The CARES providers are also working to develop a nonprofit intermediary that can coordinate the delivery of services, since the current service delivery model relies on volunteers. In addition, the nonprofit’s staff may be able to provide additional one-on-one assistance to program participants.
For Olson, the work as a CARES provider is just beginning, but he has already seen tangible impacts on the lives of current participants. He hopes that through ESSA Bank & Trust’s participation there will be a reduction in recidivism among ex-offenders and that the ex-offenders will receive the assistance they need to address any mental and behavioral health problems. Olson also hopes that the program will help stabilize the local neighborhoods and households that comprise the bank’s service area.
To learn more about the CARE program and CARES providers, visit the following resources:
- Michael Rubinkam, “ESSA, NCC help felons get back on their feet,” Pocono Record, February 15, 2016, available at www.poconorecord.com/article/20160215/NEWS/160219694

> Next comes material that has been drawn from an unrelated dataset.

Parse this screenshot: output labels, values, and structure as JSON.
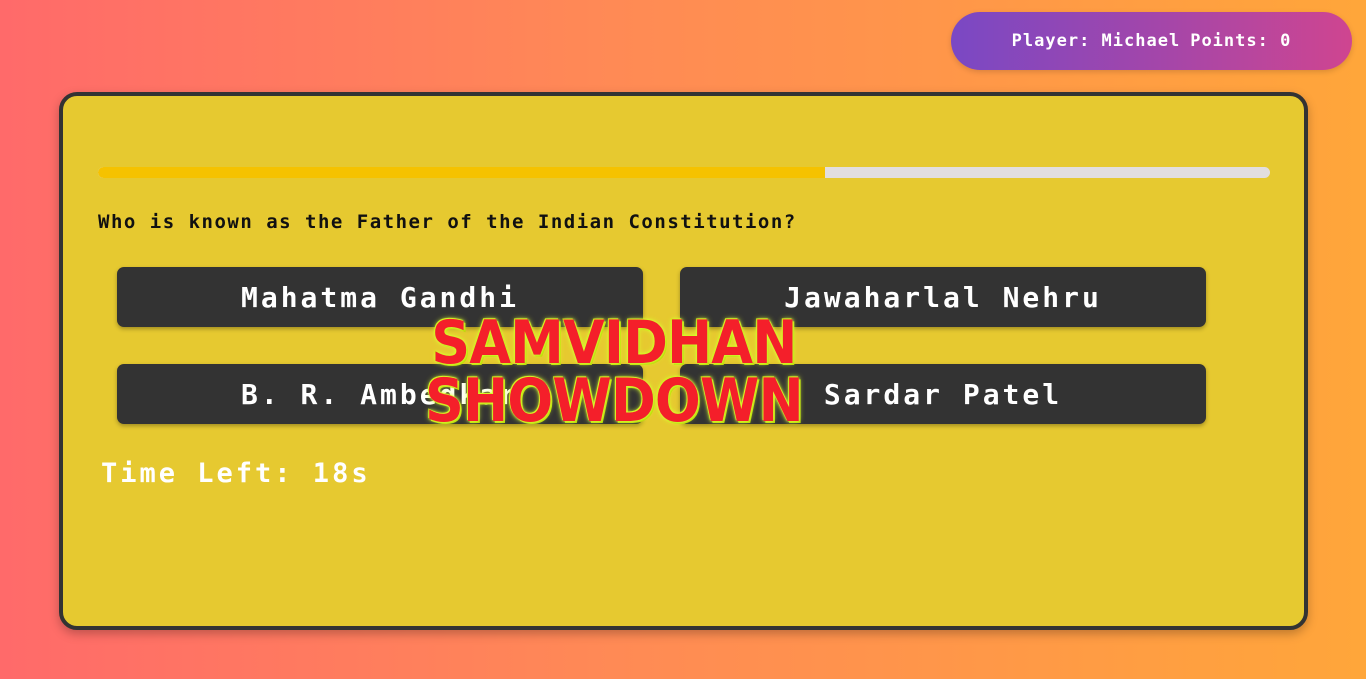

- “Smart on Crime, Reentry, CARE and CARES,” United States Attorney’s Office, Middle District of Pennsylvania, updated December 24, 2015, available at www.justice.gov/usao-mdpa/smartoncrime
- “New Smart on Crime Program Aids Recently Released Offenders to Reenter the Community,” United States Department of Justice, August 18, 2015, available at www.justice.gov/opa/pr/new-smart-crime-program-aids-recently-released-offenders-reenter-community
For additional information contact, Gary Olson, president and CEO, ESSA Bank & Trust, at firstname.lastname@example.org.
The views expressed here do not necessarily represent the views of the Federal Reserve Bank of Philadelphia or the Federal Reserve System.
ESSA Bank’s service area includes the Lehigh Valley and Pocono regions.
From Danielle Kaeble, Laura M. Maruschak, and Thomas P. Bonczar, “Probation and Parole in the United States, 2014,” U.S. Department of Justice, Bureau of Justice Statistics, November 2015, available at www.bjs.gov/content/pub/pdf/ppus14.pdf.
According to Kaeble et al., 2,783 out of every 100,000 Pennsylvania residents are under community supervision.
The main types of community supervision are probation and parole. For more on this topic, see http://www.bjs.gov/index.cfm?ty=tdtp&tid=1.
Nathan James, “Offender Reentry: Correctional Statistics, Reintegration into the Community, and Recidivism,” Congressional Research Service, January 2015, summary page.
The United States District Court for the Middle District of Pennsylvania has jurisdiction over one-half of Pennsylvania, including eastern and central portions of the state.
The Second Chance Act of 2007 was enacted by Congress to break the cycle of criminal recidivism; improve public safety; and help state, local, and tribal government agencies and community organizations respond to the growing number of formerly incarcerated people who were returning to their communities.